The rear storage bin is the kit part with some scratch built additions (unseen between the bin and the turret) and photo-etch latches. I had several Eduard sets but ended up picking and choosing between them.
Posted April 13, 2014
Chris...and it's quite a bit cheaper.
Check out their groundwork product Clayshay. I use it and love it.
Posted April 12, 2014
I paint mine on the vehicle. I'm careful, however, not to use too much glue in attaching it so that, when I paint the tools later, I can slip a piece of post-it note paper between the tool and the model to keep the paint where it should be and not bleed onto the model.
Z: this is my third attempt at building a 1:48 KV-1. Keep at it!
Zglossip: Mark and I are buddies. Don't mistake his gibes as the irrational rants from a crazy hermit in the northwest (which, of course, he is). He's just sharing an inside joke with me. I appreciate your kind words about my latest project. Mark is one of many in IPMS who have freely shared their encouragement and opinions with me through the years. They've helped my work improve immensely.
A couple more Apoxie tricks...water and baby powder keeps it from sticking. I used the powder like flour in baking as I rolled out the "dough" before putting it on the model. A quick brushfull of water will take the powder away and allow sticking to commence. I also use a wet finger to smooth things a bit if the layer is too thick. Put a surgical glove on your hand to keep from putting fingerprints on your layer of putty. Practice on an cheap airplane kit (or some other model that's not important to you) before committing to your current project.
Remember, don't rush, it takes a while for the putty to cure rock hard.
Posted April 9, 2014
Chris: I did it with Apoxie putty. I roughed the turret with sandpaper, then applied a thin coat to the surface. I let it dry for 30 minutes or so and worked in the zimmerit pattern over the next 60 minutes or so. Apoxie's great in that you have HOURS to get the pattern right before it cures rock hard.
I saw your M-48 in Fredericksburg last weekend. Loved the build and the way you nailed the color and details...it was a dead ringer for the one in Patton!
Mr. Ford: I was going for a "just okay" project this time. The bent antenna fell off in transit and is being retrieved by the figure who isn't on the base anymore....Make sense?
Mark A.: Thanks!
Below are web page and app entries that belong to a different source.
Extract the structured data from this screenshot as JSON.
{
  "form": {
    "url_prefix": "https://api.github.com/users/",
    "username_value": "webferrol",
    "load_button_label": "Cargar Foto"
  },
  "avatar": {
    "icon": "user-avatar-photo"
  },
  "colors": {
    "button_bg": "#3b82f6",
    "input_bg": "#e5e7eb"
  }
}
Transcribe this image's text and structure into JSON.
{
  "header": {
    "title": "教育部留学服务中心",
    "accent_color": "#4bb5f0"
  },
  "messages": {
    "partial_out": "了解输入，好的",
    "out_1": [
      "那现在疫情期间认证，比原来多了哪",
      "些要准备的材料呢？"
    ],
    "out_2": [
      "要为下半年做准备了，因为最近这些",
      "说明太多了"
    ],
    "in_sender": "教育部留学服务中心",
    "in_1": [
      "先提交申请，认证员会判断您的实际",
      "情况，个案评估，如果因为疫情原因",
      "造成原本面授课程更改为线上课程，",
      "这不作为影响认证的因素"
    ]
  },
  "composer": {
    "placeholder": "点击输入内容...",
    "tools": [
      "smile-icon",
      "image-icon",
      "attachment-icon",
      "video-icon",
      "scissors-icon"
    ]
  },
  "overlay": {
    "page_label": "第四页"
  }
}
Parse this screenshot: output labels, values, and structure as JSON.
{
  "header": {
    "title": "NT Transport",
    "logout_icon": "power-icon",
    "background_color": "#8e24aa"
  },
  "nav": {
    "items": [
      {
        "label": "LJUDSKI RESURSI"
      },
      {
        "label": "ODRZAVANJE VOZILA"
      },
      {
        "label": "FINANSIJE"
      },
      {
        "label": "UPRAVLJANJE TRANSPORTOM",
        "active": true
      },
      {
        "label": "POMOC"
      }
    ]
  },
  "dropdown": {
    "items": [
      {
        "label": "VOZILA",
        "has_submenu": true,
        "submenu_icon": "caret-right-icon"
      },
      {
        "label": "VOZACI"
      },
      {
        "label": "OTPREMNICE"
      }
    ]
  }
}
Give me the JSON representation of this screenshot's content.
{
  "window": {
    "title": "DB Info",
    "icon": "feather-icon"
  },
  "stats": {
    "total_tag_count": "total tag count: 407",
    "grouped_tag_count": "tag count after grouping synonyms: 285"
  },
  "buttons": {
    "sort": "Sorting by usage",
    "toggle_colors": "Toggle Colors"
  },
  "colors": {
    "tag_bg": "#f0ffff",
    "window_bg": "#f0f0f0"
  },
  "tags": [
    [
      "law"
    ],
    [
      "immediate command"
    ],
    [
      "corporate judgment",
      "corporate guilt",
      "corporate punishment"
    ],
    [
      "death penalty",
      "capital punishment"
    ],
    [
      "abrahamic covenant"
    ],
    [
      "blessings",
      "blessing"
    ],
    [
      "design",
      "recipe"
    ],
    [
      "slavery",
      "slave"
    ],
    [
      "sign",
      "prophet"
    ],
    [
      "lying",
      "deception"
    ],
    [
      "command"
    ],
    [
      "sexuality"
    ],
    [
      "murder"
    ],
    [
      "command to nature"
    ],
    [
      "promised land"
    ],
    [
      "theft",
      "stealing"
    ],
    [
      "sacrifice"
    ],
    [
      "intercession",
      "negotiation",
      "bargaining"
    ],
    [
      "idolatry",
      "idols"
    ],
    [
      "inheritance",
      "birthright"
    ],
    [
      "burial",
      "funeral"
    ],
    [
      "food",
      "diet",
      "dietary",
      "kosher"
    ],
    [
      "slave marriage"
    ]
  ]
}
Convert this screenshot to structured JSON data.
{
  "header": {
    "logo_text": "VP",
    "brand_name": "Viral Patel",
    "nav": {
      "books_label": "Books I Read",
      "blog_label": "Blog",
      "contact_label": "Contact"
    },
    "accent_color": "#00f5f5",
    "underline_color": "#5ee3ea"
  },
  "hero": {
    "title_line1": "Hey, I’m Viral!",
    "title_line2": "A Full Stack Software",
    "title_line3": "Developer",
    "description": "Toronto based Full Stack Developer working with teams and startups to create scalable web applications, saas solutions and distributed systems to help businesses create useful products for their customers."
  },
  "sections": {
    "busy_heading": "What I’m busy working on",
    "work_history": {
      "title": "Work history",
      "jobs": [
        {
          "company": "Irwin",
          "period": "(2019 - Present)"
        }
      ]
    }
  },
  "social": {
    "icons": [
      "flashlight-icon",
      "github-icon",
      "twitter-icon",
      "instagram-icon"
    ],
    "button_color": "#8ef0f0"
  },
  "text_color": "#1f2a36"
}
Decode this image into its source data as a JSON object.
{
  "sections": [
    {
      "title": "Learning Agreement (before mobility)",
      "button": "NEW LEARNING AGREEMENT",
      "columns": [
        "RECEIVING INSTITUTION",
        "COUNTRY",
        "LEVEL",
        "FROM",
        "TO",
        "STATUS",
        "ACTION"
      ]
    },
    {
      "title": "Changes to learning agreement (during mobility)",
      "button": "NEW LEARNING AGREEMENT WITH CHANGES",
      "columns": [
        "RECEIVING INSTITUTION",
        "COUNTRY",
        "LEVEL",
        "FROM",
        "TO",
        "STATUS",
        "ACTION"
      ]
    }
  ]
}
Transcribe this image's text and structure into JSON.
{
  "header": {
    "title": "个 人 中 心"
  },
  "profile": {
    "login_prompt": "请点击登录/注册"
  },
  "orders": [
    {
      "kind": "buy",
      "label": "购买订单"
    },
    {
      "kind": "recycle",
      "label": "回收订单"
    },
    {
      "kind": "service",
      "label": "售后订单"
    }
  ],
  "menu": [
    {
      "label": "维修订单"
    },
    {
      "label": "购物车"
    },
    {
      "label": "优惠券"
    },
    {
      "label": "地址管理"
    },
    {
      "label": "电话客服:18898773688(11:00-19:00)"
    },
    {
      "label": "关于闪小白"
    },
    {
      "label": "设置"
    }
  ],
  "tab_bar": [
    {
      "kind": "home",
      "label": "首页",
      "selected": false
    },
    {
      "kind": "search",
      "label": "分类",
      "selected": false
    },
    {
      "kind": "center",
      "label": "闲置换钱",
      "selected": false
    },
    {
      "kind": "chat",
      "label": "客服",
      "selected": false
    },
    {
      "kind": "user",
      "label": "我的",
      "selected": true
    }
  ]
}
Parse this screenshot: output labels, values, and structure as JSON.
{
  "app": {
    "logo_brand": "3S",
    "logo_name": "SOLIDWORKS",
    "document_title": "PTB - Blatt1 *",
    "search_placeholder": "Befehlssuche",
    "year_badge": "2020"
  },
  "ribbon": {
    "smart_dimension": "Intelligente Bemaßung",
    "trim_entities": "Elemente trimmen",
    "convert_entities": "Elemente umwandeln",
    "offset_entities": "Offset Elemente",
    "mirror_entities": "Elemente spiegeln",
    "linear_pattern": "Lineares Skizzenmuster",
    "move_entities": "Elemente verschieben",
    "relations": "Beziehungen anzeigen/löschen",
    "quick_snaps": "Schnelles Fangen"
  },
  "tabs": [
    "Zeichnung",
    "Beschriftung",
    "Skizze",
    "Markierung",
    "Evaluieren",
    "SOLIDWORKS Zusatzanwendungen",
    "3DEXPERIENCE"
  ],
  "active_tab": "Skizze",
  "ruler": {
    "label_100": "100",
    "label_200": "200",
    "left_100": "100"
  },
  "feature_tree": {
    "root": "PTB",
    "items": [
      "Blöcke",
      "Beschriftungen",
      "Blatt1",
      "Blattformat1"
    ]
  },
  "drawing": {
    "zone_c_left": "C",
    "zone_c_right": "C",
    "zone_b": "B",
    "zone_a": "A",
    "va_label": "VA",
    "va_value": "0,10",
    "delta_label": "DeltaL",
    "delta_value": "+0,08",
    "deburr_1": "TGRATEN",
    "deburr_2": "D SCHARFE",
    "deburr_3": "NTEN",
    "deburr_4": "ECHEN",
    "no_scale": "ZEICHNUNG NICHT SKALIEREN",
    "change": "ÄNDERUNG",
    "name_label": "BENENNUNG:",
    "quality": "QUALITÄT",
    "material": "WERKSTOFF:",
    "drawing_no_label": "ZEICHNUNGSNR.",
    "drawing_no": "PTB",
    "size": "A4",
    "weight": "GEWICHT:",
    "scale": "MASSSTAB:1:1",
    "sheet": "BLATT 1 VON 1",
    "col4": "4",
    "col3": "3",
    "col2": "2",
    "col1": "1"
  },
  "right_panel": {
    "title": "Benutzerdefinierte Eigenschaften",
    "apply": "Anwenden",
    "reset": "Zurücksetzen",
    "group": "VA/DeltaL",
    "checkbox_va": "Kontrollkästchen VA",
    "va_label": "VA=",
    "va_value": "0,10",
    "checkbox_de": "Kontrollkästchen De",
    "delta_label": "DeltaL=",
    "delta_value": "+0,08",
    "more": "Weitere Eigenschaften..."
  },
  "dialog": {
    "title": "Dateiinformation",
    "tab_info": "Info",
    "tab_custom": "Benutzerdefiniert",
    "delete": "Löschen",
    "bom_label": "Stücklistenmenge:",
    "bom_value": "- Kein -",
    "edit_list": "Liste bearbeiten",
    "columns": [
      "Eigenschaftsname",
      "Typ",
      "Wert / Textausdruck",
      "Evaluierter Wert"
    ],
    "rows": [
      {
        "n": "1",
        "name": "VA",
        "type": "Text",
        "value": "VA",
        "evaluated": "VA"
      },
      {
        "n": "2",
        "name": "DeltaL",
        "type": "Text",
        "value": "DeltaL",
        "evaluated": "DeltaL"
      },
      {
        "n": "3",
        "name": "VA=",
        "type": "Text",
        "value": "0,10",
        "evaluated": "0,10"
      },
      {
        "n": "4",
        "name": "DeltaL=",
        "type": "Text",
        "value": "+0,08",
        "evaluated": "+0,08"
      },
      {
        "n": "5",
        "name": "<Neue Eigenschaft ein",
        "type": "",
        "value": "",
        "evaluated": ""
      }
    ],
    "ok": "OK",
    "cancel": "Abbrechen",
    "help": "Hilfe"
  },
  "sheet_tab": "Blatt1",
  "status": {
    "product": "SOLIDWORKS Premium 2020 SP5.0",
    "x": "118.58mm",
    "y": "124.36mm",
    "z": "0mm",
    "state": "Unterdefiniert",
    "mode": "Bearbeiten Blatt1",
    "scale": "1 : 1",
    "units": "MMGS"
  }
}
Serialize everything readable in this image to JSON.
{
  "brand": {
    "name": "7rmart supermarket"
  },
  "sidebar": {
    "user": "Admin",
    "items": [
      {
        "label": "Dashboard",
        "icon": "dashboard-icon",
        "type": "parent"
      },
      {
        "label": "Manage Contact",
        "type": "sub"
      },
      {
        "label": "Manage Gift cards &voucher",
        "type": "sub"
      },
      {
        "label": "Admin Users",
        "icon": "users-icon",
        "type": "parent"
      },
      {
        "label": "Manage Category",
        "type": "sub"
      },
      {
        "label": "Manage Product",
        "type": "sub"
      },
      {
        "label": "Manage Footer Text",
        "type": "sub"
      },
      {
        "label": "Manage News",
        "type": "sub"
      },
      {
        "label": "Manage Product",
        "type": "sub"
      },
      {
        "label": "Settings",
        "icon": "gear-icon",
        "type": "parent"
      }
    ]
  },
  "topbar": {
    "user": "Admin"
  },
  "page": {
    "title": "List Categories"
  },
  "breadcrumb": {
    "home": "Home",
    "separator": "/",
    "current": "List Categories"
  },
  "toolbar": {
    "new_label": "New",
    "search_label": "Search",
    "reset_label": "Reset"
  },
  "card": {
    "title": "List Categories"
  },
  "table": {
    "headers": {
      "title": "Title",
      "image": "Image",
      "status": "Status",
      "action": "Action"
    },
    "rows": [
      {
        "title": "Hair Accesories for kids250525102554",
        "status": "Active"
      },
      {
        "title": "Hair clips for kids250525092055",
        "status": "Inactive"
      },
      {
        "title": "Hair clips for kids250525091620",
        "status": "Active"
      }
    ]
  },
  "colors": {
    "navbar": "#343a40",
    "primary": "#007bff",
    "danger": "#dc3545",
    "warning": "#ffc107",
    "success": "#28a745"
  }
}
I'm trying to work my way through all the 1:48 projects on my workbench....
Here's my 1:48 Tamiya PzIV J build finished as a Bulgarian vehicle in the post-war years (1946). I added the Eduard zimmerit set on the hull and added my own zimmerit using Apoxie to the turret. An aftermarket main gun and muzzle brake and various bits of brass and photo etch rounded out this build. I've been working on this project for almost two years.
Here's my finished KV-1 with a lot of extras: photo etch fender supports, a metal gun barrel, brass tubing machine guns, copper wire tow cables, headlight lens plus added wiring to headlight and horn. The kit was finished with acrylics. The whitewash effect was achieved by using the hairspray technique and applying it twice to add a bit more depth than with a single coat.
in Photos: On the Bench
Posted March 31, 2014
After all, Mark, it's how you fix misfortunes like this that will separate you from the casual builder. I'm constantly fixing things I've broken....no one knows but me. :m1helmet:
Posted March 22, 2014
Nice work, Chris!
in Tools, Tips & Techniques
How long between your last coat of Future and the application of decals? Lots of different opinions out there, wondered what you do.